Iowa’s Medicaid program will shift to managed care for some 560,000 recipients on April 1, in accordance with waivers granted by the federal Centers for Medicare and Medicaid Services. CMS had previously denied the request from Governor Terry Branstad’s administration to privatize Medicaid by January 1, citing numerous signs that the state was not ready. In a letter the Branstad administration released today, Vikki Wachino of CMS noted "significant improvement" in several areas: the provider networks of three insurance companies picked to manage care for Medicaid recipients; plans for reimbursing out-of-network providers for services; better communication between state officials and Medicaid providers and recipients; and training of case managers to assist Medicaid beneficiaries during the transition.

I enclose below reaction to today’s news from the governor, key state lawmakers, and other stakeholders, as well as the full five-page letter from CMS to Mikki Stier, director for Medicaid in the Iowa Department of Human Services.
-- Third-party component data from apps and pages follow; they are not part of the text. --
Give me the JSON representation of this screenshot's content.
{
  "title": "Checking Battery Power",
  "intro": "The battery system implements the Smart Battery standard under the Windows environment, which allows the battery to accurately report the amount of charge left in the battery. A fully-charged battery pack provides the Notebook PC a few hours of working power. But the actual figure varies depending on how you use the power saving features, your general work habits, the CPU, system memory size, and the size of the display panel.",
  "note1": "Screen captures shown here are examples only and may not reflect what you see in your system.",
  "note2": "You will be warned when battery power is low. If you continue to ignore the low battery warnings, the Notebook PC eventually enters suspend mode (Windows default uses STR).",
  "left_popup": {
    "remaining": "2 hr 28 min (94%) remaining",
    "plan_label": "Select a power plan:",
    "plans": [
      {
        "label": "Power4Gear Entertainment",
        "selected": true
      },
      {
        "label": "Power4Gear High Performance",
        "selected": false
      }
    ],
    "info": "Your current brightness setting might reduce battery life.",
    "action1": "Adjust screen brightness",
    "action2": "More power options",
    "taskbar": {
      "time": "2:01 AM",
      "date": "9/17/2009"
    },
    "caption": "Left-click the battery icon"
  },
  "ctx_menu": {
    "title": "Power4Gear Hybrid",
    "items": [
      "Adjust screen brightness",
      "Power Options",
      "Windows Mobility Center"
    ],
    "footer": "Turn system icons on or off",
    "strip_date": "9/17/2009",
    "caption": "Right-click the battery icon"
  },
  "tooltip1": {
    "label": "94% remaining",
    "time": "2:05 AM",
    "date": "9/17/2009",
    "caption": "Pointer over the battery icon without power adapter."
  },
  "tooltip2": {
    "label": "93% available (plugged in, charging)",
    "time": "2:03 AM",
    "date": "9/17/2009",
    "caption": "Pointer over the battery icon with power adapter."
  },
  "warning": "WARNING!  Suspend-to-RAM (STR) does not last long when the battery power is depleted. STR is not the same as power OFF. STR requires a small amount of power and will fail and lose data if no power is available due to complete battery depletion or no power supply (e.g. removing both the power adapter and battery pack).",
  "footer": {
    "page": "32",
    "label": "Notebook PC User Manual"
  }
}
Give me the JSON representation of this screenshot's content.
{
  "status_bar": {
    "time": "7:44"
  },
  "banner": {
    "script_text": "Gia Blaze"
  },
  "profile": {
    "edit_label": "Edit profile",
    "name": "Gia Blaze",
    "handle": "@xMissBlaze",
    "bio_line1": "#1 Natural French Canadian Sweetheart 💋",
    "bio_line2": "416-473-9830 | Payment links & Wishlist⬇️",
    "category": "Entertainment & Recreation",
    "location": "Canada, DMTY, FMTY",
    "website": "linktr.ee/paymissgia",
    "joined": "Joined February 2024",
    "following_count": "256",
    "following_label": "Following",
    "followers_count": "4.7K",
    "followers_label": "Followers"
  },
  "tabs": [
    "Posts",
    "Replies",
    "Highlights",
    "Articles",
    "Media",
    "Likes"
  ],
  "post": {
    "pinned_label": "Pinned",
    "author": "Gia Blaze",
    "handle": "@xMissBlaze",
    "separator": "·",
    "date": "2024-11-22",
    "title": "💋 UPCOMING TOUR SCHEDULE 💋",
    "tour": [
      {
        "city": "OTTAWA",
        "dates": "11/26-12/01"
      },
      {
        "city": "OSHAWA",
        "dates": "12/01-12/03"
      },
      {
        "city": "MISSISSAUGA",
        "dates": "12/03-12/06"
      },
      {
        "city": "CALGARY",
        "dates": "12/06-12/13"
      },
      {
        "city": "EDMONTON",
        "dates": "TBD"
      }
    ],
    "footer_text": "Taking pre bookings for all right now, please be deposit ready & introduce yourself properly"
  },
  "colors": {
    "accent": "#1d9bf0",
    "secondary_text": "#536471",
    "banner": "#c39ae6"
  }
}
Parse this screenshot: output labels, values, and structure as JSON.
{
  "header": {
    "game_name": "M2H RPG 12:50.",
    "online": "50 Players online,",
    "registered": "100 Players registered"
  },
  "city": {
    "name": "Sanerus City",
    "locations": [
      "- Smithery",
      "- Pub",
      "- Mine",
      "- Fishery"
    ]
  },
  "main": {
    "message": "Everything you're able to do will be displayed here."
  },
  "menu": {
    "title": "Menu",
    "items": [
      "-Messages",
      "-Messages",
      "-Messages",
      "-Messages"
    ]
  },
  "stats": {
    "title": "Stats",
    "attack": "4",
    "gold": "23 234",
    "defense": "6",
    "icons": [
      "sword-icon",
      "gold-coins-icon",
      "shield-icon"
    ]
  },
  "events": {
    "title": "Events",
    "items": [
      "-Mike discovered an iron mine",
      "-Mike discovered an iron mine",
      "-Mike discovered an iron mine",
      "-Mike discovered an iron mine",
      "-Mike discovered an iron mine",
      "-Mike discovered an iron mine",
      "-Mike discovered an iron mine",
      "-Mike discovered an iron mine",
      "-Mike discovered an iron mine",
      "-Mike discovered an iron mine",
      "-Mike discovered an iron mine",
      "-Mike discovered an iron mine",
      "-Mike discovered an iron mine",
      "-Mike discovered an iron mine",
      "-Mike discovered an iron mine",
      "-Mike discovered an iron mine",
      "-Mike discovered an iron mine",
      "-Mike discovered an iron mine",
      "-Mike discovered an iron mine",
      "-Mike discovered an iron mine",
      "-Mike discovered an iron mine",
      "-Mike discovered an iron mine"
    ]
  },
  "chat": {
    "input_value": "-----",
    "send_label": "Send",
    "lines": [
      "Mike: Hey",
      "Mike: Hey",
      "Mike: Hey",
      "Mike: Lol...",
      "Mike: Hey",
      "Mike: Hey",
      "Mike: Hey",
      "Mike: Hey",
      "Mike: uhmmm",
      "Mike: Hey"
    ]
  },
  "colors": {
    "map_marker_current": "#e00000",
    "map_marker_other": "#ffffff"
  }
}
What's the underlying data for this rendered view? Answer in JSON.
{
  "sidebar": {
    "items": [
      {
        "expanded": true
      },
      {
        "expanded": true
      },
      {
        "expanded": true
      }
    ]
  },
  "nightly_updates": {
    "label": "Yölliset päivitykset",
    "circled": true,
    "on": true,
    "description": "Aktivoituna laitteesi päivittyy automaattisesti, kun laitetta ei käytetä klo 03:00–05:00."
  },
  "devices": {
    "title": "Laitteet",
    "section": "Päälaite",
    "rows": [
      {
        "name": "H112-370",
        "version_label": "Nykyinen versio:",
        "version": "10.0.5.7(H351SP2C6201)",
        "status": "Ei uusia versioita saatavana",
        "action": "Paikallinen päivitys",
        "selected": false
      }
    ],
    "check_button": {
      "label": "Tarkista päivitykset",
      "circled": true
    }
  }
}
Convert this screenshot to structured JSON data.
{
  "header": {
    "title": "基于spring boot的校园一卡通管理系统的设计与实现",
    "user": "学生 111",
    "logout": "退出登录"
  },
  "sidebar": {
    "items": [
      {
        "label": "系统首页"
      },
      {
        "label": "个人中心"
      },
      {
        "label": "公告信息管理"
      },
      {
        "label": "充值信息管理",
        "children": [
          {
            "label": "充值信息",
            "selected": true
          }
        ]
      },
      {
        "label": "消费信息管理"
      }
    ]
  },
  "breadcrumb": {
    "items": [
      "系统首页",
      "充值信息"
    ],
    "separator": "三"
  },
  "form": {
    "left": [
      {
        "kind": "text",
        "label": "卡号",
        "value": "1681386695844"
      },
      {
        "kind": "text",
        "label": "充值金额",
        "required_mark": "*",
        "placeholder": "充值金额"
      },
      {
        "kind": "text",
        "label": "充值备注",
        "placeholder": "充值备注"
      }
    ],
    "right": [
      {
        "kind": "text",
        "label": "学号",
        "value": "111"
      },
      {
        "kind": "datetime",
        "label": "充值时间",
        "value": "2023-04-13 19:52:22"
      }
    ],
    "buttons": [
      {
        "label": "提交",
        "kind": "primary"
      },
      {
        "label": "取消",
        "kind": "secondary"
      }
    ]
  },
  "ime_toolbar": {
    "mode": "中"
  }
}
Federal officials set several conditions on their approval of Iowa’s plans, such as monitoring the actions of the three managed-care organizations, making sure call centers are running their helplines competently, and preserving some "continuity of care" for Medicaid recipients.

Although the delay until April 1 will allow more time to prepare for the transition, the policy’s likely impact remains the same: more money for insurance company overhead and profit and less for health care services; a deterioration in care for disabled people, as seen in Kansas and other states; and less access to health care providers (a key issue for the three Iowa Senate Republicans who recently voted with Democrats to terminate Medicaid privatization).

Senate Democrats continue to push for "tough, bipartisan oversight and accountability protections." Chelsea Keenan reported for the Cedar Rapids Gazette that the Senate Human Resources Committee will consider that bill (Senate File 2213) on February 24. I don’t expect that legislation to go anywhere. All I’ve heard from Iowa House Republicans is happy talk, backed up by no evidence, that privatizing Medicaid will save the state money and improve patient care.

Continue Reading...
View More...